Upon his death in 1908, his works hadn’t gained much in the way of international renown, or even international familiarity. Today, however, Machado de Assis is widely recognized in Brazil and around the world as one of the greatest authors ever. Harold Bloom included him on his list of 100 geniuses of literature and even called him the “supreme black literary artist to date” in his book Genius.
However, while he is equally admired in Brazil (all Brazilians know at least some of his work, as he is required reading in schools and his works have been turned into movies, and the area of Rio de Janeiro where he lived is now called “Largo do Machado” in his honor), the race issue is far murkier in Brazil. Despite being an obvious Afro-descendant (even the sepia-toned photos of his time demonstrate this), his race is almost never mentioned in Brazil, and oftentimes the photos of him are even “lightened”. When his race is brought up, he is referred to as “pardo,” or brown, a phrase which is based as much in financial and cultural terms as race (though it is worth mentioning that he would never be considered “black” in Brazil, where such a term is reserved only for the poorest and darkest people, in contrast to the “one-drop” culture of the United States that makes him black to Bloom and all who are familiar with him).

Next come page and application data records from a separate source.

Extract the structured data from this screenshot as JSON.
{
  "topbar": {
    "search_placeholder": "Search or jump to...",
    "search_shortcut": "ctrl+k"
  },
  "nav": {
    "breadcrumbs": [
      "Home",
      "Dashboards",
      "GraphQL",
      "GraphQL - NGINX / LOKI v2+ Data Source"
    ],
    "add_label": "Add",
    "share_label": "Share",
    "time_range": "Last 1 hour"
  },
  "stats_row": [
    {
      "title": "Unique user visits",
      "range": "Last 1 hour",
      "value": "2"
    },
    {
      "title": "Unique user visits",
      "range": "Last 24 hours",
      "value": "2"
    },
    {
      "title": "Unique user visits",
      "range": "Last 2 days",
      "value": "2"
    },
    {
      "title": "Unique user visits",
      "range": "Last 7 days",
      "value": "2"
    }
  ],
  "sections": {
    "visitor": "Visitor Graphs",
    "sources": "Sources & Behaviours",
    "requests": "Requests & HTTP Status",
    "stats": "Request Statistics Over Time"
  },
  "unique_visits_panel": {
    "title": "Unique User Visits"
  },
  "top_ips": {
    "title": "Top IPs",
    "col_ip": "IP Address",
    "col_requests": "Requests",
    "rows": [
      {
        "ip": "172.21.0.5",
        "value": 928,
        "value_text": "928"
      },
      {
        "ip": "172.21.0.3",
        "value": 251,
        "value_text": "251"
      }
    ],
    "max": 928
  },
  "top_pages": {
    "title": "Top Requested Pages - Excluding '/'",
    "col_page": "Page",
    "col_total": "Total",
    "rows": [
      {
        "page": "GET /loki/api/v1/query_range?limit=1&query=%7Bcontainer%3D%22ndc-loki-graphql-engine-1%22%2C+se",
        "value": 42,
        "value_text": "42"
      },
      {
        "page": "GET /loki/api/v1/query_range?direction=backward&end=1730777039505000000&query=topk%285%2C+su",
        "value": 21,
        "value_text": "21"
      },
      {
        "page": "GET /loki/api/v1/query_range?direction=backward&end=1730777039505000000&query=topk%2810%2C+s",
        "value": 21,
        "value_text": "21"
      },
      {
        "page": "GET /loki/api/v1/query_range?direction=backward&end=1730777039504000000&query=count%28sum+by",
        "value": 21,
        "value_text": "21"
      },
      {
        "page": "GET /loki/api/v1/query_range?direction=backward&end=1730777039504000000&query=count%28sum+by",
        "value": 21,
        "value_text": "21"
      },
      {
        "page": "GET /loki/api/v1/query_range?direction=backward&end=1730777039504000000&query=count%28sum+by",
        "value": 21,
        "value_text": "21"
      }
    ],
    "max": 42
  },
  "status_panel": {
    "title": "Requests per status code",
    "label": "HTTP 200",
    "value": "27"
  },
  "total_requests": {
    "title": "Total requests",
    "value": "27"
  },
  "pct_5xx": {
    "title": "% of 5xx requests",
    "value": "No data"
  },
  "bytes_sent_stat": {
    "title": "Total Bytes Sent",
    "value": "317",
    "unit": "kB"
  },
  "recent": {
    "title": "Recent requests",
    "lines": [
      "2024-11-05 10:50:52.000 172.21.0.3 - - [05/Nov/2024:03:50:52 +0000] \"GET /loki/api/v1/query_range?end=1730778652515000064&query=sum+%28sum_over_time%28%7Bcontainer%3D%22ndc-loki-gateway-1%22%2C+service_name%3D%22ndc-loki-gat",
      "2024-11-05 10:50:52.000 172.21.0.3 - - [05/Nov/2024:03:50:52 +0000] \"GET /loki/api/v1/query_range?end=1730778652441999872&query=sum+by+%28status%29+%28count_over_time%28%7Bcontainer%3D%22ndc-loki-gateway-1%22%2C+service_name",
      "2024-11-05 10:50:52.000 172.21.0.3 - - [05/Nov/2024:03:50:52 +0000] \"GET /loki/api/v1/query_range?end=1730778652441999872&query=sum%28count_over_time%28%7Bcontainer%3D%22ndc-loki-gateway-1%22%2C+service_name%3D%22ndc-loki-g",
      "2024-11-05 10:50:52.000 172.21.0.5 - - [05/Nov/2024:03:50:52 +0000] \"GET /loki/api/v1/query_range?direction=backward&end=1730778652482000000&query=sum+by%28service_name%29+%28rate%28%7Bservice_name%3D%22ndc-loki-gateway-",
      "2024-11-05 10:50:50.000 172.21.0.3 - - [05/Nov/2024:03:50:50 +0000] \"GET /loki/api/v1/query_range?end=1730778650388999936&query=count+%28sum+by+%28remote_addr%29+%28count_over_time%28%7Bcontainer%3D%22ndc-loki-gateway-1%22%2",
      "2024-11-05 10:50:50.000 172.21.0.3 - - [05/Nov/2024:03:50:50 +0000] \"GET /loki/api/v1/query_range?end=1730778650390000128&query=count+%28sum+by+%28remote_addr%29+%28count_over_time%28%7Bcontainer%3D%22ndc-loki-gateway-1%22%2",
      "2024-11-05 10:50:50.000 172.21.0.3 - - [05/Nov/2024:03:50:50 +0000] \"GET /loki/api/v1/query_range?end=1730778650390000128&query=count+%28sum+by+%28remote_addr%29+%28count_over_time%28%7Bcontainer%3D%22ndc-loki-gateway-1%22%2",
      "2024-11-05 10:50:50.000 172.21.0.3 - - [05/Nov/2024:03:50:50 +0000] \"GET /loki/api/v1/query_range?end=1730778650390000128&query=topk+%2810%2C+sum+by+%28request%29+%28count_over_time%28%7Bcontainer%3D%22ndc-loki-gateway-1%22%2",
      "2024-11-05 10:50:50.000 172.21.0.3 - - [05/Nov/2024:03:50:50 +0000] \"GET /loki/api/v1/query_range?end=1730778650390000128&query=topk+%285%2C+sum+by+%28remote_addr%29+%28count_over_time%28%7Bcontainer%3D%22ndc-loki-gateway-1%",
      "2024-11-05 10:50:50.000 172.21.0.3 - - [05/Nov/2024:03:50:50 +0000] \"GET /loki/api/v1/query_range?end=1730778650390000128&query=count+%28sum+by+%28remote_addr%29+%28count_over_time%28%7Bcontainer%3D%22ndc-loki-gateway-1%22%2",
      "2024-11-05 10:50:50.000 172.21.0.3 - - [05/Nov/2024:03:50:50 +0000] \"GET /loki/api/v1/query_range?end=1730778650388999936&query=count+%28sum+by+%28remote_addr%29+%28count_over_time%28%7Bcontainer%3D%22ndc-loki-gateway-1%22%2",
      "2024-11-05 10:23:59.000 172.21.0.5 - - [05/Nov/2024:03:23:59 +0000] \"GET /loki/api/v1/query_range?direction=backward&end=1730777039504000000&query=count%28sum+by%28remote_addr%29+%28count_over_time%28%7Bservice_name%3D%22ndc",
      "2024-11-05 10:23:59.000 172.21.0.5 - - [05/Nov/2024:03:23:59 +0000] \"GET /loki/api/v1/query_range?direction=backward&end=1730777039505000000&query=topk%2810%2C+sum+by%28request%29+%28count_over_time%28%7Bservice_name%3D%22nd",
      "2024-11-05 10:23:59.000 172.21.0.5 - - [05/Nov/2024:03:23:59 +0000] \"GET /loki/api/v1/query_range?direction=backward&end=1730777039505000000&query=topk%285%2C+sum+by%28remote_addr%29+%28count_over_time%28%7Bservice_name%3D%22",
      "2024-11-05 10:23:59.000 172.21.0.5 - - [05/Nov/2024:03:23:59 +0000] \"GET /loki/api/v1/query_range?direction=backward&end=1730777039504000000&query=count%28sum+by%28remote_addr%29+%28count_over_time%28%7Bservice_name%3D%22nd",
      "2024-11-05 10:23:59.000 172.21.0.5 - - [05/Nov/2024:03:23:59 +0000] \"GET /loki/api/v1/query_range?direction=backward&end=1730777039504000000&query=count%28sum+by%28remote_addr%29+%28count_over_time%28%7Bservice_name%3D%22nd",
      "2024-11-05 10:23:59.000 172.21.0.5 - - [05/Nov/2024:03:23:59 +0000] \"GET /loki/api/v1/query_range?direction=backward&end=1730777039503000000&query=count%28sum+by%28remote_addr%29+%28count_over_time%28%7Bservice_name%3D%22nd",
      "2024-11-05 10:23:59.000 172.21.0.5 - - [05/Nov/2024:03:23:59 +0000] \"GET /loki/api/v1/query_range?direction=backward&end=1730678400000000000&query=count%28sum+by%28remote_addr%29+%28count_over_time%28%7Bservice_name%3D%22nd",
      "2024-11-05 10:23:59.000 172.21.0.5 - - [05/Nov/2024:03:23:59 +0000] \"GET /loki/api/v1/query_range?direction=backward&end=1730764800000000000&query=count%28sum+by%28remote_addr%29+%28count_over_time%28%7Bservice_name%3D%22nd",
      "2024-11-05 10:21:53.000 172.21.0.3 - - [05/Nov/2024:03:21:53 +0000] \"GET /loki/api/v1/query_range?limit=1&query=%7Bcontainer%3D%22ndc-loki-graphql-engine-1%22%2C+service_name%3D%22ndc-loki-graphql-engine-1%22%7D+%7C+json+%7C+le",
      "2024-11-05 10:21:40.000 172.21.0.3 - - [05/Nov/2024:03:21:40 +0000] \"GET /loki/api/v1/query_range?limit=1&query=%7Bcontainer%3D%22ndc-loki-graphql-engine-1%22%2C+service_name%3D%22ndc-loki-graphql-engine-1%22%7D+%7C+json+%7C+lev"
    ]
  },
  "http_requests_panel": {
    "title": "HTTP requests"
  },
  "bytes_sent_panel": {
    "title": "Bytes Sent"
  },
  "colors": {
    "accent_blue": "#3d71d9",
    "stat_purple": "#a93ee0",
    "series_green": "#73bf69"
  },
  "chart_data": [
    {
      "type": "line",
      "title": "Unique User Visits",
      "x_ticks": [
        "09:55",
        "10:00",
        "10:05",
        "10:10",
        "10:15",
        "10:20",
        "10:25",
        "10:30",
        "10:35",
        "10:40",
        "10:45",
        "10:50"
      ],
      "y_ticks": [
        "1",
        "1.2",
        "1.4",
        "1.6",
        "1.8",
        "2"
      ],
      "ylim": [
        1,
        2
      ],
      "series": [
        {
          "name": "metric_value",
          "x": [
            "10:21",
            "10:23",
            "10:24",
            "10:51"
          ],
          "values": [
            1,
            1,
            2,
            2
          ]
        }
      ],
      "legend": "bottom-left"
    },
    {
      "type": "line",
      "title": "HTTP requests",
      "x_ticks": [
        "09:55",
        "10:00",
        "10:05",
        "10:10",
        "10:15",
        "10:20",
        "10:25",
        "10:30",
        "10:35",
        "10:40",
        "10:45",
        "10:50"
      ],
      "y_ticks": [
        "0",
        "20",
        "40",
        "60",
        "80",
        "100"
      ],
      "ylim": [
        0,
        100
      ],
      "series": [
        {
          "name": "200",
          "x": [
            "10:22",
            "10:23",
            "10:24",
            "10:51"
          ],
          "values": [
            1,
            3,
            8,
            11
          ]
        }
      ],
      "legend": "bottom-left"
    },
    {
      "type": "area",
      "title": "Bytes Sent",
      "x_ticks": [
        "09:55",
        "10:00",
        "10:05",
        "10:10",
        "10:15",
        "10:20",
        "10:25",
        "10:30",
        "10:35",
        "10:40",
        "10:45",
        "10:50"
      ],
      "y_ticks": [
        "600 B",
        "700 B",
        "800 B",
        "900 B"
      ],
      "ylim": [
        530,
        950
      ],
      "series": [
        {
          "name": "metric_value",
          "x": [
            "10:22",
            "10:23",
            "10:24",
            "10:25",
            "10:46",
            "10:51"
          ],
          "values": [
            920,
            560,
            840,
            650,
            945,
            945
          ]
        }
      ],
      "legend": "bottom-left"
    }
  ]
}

Despite this glossing over of the race issue, Machado de Assis is widely respected throughout the world, with figures as diverse as Woody Allen and Carlos Fuentes openly acknowledging his influence on their works. His literary output is well worth of its canonization, and for any interested in reading his works, they are easy to find, and many of them have been translated into English, including Brás Cubas, Memórias de Aires, Quincas Borba (in English, Philosopher or Dog?), Dom Casmurro, and numerous collections of short stories, which are some of the finest of any era and from any country, and which provide a great introduction to his work and his style.
(I originally wrote this post at my previous blogging home.)